The Hill End Trough is a mid-Silurian to Early Devonian sedimentary basin that formed during middle Palaeozoic regional extension in the Eastern Belt of the Lachlan Orogen. Recent mapping suggests that in the Sofala area, the Hill End Trough extends east of the Wiagdon Thrust towards Sunny Corner and Portland. This means that the eastern part of the trough is bounded to the north by Lower-Middle Ordovician turbidites and Upper Ordovician volcanics. Ordovician basement and fill of the Hill End Trough are juxtaposed across a west-northwest-trending fault system that can be traced for 35 km along strike. This fault system, the Wattle Flat-Portland Fault System, is interpreted to be a Middle Devonian north-dipping thrust that carried Ordovician rocks southwards over Lower Devonian rocks of the Hill End Trough during the first phase of basin deformation.
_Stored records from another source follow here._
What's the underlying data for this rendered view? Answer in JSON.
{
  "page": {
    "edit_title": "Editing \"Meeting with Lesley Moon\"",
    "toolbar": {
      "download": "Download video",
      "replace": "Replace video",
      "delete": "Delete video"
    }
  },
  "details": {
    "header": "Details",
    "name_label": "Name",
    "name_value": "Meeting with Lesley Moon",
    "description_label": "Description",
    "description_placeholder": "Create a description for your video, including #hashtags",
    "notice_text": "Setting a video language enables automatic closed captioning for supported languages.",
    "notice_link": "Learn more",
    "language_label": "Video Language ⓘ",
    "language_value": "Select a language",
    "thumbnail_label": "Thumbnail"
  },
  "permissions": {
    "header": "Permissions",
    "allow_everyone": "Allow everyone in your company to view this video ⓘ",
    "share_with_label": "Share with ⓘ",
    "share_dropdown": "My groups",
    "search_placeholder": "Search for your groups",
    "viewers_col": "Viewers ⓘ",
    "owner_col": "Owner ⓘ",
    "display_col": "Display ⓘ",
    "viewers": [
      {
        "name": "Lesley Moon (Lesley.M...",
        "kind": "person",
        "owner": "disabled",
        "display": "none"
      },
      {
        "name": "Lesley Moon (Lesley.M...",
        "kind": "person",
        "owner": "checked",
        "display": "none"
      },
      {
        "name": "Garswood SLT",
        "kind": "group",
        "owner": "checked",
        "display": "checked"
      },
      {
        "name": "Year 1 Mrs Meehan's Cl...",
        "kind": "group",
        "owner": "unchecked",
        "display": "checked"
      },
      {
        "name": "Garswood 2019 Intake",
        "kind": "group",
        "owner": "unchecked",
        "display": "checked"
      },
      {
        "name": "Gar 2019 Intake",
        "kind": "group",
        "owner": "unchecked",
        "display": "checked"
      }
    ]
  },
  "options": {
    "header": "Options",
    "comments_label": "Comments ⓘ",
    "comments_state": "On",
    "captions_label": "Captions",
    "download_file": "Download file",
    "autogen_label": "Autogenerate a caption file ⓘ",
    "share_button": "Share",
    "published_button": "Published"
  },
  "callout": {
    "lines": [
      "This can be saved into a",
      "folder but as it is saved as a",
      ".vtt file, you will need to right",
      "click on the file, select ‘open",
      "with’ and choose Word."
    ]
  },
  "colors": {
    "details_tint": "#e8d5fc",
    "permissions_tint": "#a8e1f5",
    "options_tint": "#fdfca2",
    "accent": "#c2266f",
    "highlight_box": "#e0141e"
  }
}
Subsequent east-west folding and partial reactivation of this fault system followed, either in the Middle Devonian during regional east-west shortening or in the Carboniferous Kanimblan deformation, after these structurally juxtaposed units had been eroded down to sea-level and before deposition of the uncomformably overlying Upper Devonian Hervey Group. On a wider scale, there is now accumulating evidence that the Middle Devonian Tabberabberan deformation affected a large part of the Lachlan Orogen.
- Hill End Trough
- Lachlan Orogen